Show Summary Details

Page of

PRINTED FROM OXFORD FIRST SOURSCE (www.oxfordfirstsource.com). (c) Oxford University Press, 2013. All Rights Reserved. Under the terms of the licence agreement, an individual user may print out a PDF of a single chapter of a title in Oxford FIRST SOURCE for personal use (for details see Privacy Policy and Legal Notice).

date: 02 August 2021

Abstract and Keywords

Paul Valery (1871–1945) was a French writer whose interests were so broad that he was known as a polymath (someone whose interests span many different areas). He produced plays, essays, novels, and other works of nonfiction, including symbolist poetry (symbolism being a late 19th-century art movement). He was born and raised in the south of France, where he received a Roman Catholic education before moving to Paris, where he lived for most of his life. By 1919, when he wrote A Crisis of the Mind, Valery was a literary giant in France.
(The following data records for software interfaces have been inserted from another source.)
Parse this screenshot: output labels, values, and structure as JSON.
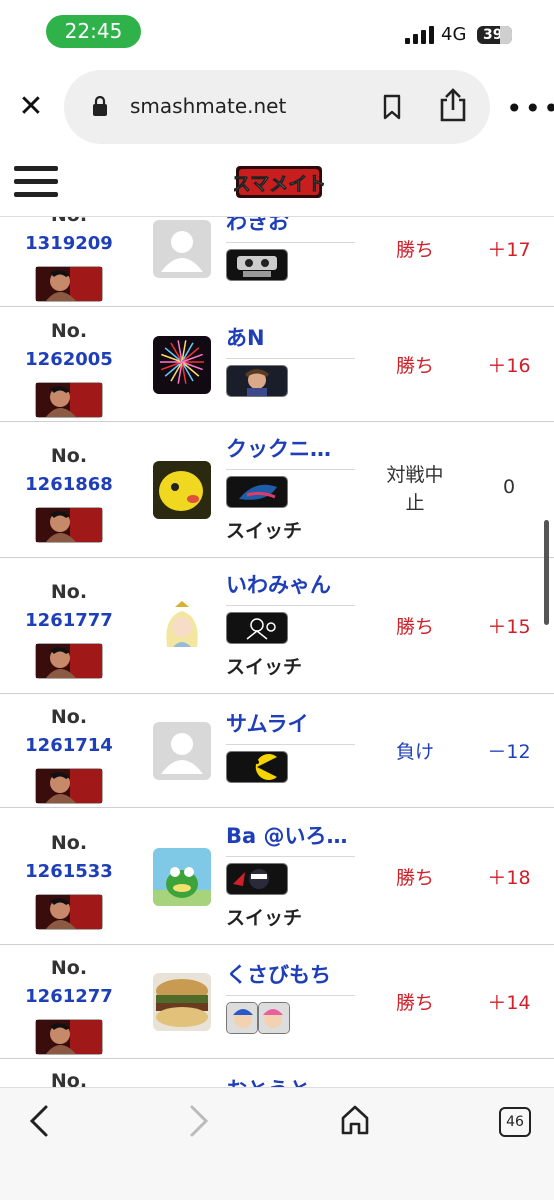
{
  "status": {
    "time": "22:45",
    "network": "4G",
    "battery": "39"
  },
  "browser": {
    "url": "smashmate.net",
    "tab_count": "46"
  },
  "site": {
    "logo_text": "スマメイト"
  },
  "rows": [
    {
      "no_label": "No.",
      "no": "1319209",
      "name": "わきお",
      "platform": "",
      "result": "勝ち",
      "delta": "＋17",
      "outcome": "win",
      "opponent": "rob",
      "avatar": "default"
    },
    {
      "no_label": "No.",
      "no": "1262005",
      "name": "あN",
      "platform": "",
      "result": "勝ち",
      "delta": "＋16",
      "outcome": "win",
      "opponent": "richter",
      "avatar": "fireworks"
    },
    {
      "no_label": "No.",
      "no": "1261868",
      "name": "クックニ…",
      "platform": "スイッチ",
      "result": "対戦中止",
      "delta": "0",
      "outcome": "neutral",
      "opponent": "greninja",
      "avatar": "yellow"
    },
    {
      "no_label": "No.",
      "no": "1261777",
      "name": "いわみゃん",
      "platform": "スイッチ",
      "result": "勝ち",
      "delta": "＋15",
      "outcome": "win",
      "opponent": "game-and-watch",
      "avatar": "rosalina"
    },
    {
      "no_label": "No.",
      "no": "1261714",
      "name": "サムライ",
      "platform": "",
      "result": "負け",
      "delta": "－12",
      "outcome": "lose",
      "opponent": "pacman",
      "avatar": "default"
    },
    {
      "no_label": "No.",
      "no": "1261533",
      "name": "Ba @いろ…",
      "platform": "スイッチ",
      "result": "勝ち",
      "delta": "＋18",
      "outcome": "win",
      "opponent": "joker",
      "avatar": "frog"
    },
    {
      "no_label": "No.",
      "no": "1261277",
      "name": "くさびもち",
      "platform": "",
      "result": "勝ち",
      "delta": "＋14",
      "outcome": "win",
      "opponent": "ice-climbers",
      "avatar": "burger"
    },
    {
      "no_label": "No.",
      "no": "",
      "name": "おとうと",
      "platform": "",
      "result": "",
      "delta": "",
      "outcome": "win",
      "opponent": "",
      "avatar": ""
    }
  ],
  "colors": {
    "win": "#d0202a",
    "lose": "#1e3fb8",
    "link": "#1e3fb8",
    "status_pill": "#2fb24a"
  }
}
In it he suggested that Europe was in decline. Looking back at the great civilizations of antiquity, he memorialized them and went on to point out that Europe, though once great, was not immune to the forces which undermined Babylon, or Nineveh, or the Ancient Persian Empire, among other ancient civilizations.

From Paul Valéry, A Crisis of the Mind. 1919.
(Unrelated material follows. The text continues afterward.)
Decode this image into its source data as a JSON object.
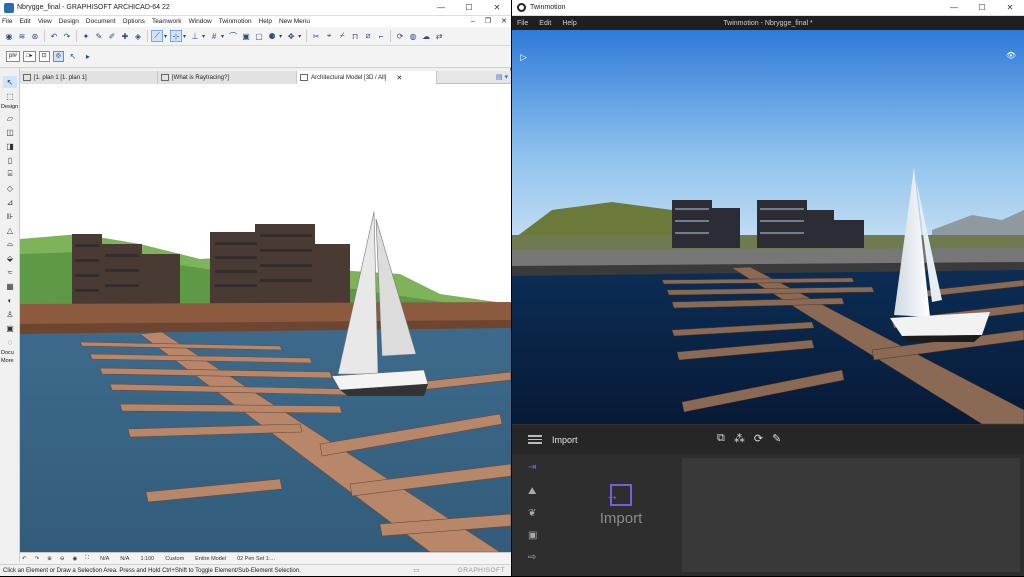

Access to the complete content on Oxford First Source requires a subscription or purchase. Public users are able to search the site and view the abstracts and keywords for each book and chapter without a subscription.

Please subscribe or login to access full text content.
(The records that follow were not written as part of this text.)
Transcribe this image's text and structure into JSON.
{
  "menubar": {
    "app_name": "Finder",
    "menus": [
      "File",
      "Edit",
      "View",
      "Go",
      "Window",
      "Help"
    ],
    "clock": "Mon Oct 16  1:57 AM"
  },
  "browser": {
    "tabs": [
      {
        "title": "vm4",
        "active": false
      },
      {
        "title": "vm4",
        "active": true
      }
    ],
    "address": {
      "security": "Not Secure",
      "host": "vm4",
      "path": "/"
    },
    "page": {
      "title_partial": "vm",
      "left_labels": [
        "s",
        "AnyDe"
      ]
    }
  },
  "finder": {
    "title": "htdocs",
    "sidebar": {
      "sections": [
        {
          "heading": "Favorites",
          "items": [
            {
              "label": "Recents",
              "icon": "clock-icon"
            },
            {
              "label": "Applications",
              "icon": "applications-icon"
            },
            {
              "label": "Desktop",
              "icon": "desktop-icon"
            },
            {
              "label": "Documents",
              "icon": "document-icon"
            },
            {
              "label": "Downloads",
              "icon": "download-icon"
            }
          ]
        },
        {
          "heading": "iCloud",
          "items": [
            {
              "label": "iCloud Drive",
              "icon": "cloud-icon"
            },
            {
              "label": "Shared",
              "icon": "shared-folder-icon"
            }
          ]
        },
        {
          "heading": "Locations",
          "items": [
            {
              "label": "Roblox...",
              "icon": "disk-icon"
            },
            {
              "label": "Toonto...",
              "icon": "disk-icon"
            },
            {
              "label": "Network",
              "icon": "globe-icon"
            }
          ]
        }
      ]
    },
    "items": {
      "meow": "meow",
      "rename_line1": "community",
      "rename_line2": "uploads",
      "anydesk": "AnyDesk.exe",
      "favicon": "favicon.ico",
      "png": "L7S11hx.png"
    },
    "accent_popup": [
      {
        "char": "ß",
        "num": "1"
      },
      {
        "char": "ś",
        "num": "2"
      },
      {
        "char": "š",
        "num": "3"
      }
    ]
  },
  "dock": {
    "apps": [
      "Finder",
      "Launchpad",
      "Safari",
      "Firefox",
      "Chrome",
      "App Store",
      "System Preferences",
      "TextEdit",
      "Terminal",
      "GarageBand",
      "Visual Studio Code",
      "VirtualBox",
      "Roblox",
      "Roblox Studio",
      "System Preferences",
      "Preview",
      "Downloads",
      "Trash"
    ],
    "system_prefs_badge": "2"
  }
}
If you have purchased a print title that contains an access token, please see the token for information about how to register your code.

For questions on access or troubleshooting, please check our FAQs, and if you can''t find the answer there, please contact us.